Anastacia-Reneé Is Your New Civic Poet: Your old civic poet was Claudia Castro Luna. During her tenure, she gave several readings at unconventional places and made an interactive “poetic grid” of the city that links poets and poems to the places they write about around town.
Rich Smith talked to your new civic poet, who published three books this year and threw this party. She wants to work with indigenous people and also towards extending poetry’s reach to those who don’t think about it very often.
The Gregory Awards Exist: And they’re happening for the ninth time in as many years on October 23rd. Sara Porkalob and Justin Huertas will host. Likely their charm will ameliorate the awkwardness of watching the Seattle theater community pat itself on the back for an entire evening, Rich Smith says.
Learn to Draw Comic Books from Some of the Best in the City: Short Run isn’t just an annual comix festival featuring some of the coolest independent comics in the world, it’s also a summer school that teaches you how to become one of those of those cool comics. There are classes for beginning, intermediate, and advanced artists, and cost is on a sliding scale. Some are held in the CD, some are held Ballard. High recommends go to Sarah Glidden’s Intermediate Watercolor class, Mita Mahato’s papermaking class, and Taylor Dow’s class on how to “make a giant comic.”

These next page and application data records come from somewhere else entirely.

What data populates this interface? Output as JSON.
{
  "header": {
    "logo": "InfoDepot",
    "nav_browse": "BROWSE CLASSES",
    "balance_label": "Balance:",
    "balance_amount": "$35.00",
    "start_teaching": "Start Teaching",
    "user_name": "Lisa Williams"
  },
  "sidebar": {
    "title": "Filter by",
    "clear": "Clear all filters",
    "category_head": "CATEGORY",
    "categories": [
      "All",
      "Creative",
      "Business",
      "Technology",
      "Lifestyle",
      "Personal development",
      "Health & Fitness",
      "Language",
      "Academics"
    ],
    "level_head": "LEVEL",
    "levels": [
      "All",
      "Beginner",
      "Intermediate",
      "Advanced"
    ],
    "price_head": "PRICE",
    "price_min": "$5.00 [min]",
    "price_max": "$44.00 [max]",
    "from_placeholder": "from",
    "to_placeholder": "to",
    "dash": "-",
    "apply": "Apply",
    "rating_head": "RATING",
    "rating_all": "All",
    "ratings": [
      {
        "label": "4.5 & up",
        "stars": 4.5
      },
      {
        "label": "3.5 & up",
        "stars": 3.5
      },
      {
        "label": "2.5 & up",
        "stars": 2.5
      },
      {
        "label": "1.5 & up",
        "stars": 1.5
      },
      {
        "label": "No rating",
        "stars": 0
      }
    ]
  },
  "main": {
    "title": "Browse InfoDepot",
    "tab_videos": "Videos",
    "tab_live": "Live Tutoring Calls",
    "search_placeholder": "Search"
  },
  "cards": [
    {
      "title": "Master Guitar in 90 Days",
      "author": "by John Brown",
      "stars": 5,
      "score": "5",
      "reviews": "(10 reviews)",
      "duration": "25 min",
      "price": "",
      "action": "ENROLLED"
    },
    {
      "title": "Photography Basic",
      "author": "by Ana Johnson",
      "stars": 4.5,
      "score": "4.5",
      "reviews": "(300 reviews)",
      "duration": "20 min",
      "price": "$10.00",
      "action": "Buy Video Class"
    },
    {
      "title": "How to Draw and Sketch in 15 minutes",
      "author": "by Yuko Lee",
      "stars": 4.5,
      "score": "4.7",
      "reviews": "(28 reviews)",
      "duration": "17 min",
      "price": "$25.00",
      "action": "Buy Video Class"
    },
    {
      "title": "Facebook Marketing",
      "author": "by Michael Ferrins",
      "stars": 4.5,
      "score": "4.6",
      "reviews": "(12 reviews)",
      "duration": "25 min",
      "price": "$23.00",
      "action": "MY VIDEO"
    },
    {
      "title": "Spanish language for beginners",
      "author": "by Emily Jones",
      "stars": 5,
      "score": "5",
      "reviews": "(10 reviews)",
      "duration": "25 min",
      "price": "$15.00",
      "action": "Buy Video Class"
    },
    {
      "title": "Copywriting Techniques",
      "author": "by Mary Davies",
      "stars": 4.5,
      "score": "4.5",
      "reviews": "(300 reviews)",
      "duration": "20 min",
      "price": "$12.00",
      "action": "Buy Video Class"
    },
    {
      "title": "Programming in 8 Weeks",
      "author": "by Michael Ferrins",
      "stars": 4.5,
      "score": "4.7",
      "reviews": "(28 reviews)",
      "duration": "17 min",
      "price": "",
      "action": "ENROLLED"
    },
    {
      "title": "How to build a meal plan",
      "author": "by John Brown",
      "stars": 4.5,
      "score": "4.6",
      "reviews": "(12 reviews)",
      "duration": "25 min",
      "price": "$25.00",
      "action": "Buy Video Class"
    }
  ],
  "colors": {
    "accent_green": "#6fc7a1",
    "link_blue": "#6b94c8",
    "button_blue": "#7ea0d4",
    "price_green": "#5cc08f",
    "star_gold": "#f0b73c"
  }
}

Northwest Psych Fest and TUF Announce Final Lineups: Cellist Lori Goldston and Seattle dream-pop group Screens have been added to Northwest Psych Fest’s already killer lineup (which Dave Segal says may be their best yet). And TUF, a Seattle collective of womxn, non-binary, and trans musicians, artists and DJs, just released their final lineup. The FREE daytime festival at Judkins Park includes a ton of music and some really rad workshops. Check them out, plus the TUF FEST ‘til Dawn nighttime portion of the festival, here.
Also: Would you pay $30 to watch two hours of cat videos instead of just watching them at home for free, Anna Kaplan wonders? Sean Nelson writes about keeping up with the Belle and Sebastians. And Amber Cortes (hey, that’s me) escapes primary election night madness by seeing Kendrick Lamar at the Tacoma Dome.